The Jan. 6 committee report’s damning conclusion: “Federal and local law enforcement authorities were in possession of multiple streams of intelligence predicting violence directed at the Capitol prior to January 6th. Although some of that intelligence was fragmentary, it should have been sufficient to warrant far more vigorous preparations for the security of the joint session.” The report added, “The failure to sufficiently share and act upon that intelligence jeopardized the lives of the police officers defending the Capitol and everyone in it.”

Shockingly, Wray did not conduct a top-to-bottom self-evaluation and share its findings and specific recommendations with the public. The Jan. 6 committee had limited insight into the specific failures that led to the FBI’s failure to adequately prepare for and head off an act of domestic terrorism, essentially blaming the impossibility of predicting “the fact that the President of the United States would be the catalyst of their fury and facilitate the attack was unprecedented in American history.” Really? Given the streams of information, Trump’s call to action, the groups involved and the weeks-long campaign to overturn the election, that explanation is inadequate at best.

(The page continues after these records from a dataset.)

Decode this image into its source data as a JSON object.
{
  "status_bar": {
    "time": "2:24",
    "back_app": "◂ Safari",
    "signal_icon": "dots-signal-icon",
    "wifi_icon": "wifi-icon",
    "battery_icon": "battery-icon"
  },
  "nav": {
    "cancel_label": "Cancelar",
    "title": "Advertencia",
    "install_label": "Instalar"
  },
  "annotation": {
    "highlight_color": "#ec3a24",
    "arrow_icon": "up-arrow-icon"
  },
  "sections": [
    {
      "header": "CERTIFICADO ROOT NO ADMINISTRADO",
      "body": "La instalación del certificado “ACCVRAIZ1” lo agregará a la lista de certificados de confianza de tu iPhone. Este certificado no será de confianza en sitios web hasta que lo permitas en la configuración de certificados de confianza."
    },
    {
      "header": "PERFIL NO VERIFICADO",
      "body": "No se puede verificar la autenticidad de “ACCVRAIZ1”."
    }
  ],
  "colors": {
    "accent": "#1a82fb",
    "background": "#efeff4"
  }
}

One would think that a failure of this magnitude would set off an exhaustive self-investigation coupled with detailed findings and steps to remedy the problems uncovered. That omission would seem to be a failure of leadership nearly on par with the operational failure itself.

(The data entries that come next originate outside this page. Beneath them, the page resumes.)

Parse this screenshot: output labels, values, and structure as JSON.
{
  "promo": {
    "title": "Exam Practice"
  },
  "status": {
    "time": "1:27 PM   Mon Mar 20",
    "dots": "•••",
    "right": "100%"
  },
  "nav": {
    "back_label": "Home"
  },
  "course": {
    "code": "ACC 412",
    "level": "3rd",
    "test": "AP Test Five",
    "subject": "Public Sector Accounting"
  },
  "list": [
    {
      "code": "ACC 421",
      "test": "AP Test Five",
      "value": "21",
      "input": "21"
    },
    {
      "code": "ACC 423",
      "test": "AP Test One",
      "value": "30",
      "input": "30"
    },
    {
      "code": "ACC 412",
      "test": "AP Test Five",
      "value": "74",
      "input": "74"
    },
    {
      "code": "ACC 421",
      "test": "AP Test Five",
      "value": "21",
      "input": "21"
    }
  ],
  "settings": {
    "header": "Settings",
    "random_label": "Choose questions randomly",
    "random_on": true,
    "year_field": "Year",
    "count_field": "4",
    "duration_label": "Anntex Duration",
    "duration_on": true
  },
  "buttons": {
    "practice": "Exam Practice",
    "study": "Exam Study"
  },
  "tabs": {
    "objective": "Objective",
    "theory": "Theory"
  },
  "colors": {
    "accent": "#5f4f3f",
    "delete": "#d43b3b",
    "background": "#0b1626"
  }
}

There is more. As I have written, the FBI has failed to follow legal requirements to track domestic terrorism, according to a Senate Homeland Security and Governmental Affairs Committee report released last year. Is there an institutional aversion to information-gathering and tracking violent domestic terrorism, as some former FBI officials have argued?

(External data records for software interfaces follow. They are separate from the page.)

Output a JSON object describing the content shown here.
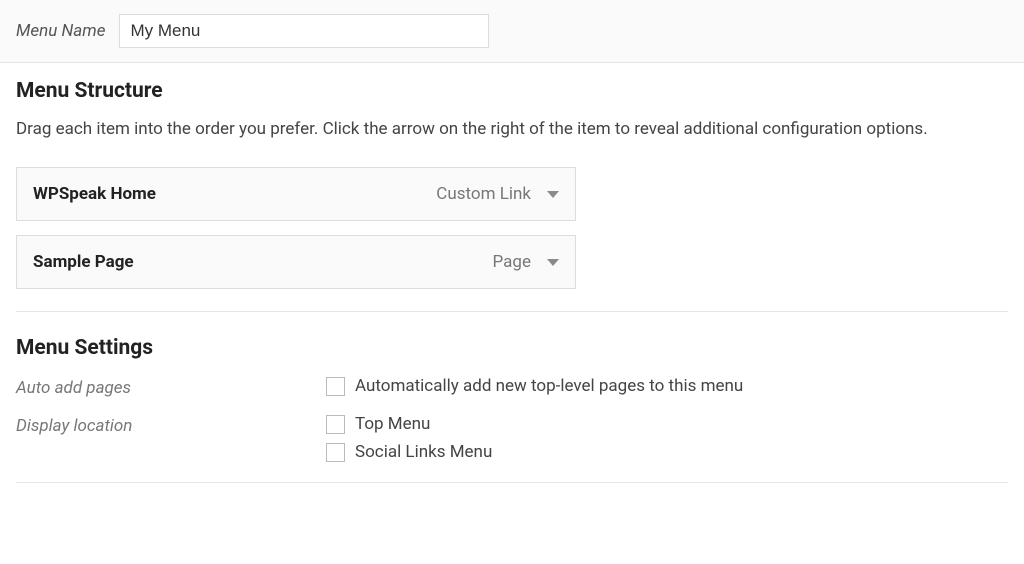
{
  "menuNameBar": {
    "label": "Menu Name",
    "value": "My Menu"
  },
  "structure": {
    "heading": "Menu Structure",
    "instructions": "Drag each item into the order you prefer. Click the arrow on the right of the item to reveal additional configuration options.",
    "items": [
      {
        "title": "WPSpeak Home",
        "type": "Custom Link"
      },
      {
        "title": "Sample Page",
        "type": "Page"
      }
    ]
  },
  "settings": {
    "heading": "Menu Settings",
    "autoAdd": {
      "label": "Auto add pages",
      "checkbox": "Automatically add new top-level pages to this menu"
    },
    "displayLocation": {
      "label": "Display location",
      "options": [
        "Top Menu",
        "Social Links Menu"
      ]
    }
  }
}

The problem isn’t new. Back in 2019, a Brennan Center report documented significant shortcomings in the department’s approach to domestic terrorism, including failure to prioritize such crimes, a lack of resources and failure to build community trust.

In sum, there is more than sufficient reason to conclude Wray is not the right man for the job at present. Aside from major blunders, he seems to lack the will or capacity to take a hard look at his own department and adjust to a changing environment in which domestic right-wing terrorism poses a more severe threat than foreign terrorism.

FBI directors get a 10-year term, but they serve at the discretion of the president. (Donald Trump installed Wray in 2017 after firing James B. Comey.) The question for President Biden is whether Americans can afford to have him around for another four years.

Surely, there are perfectly qualified candidates, Republicans and Democrats, who have shown courage in examining governmental failures and fully appreciate the domestic terrorism threat. Perhaps Liz Cheney is available.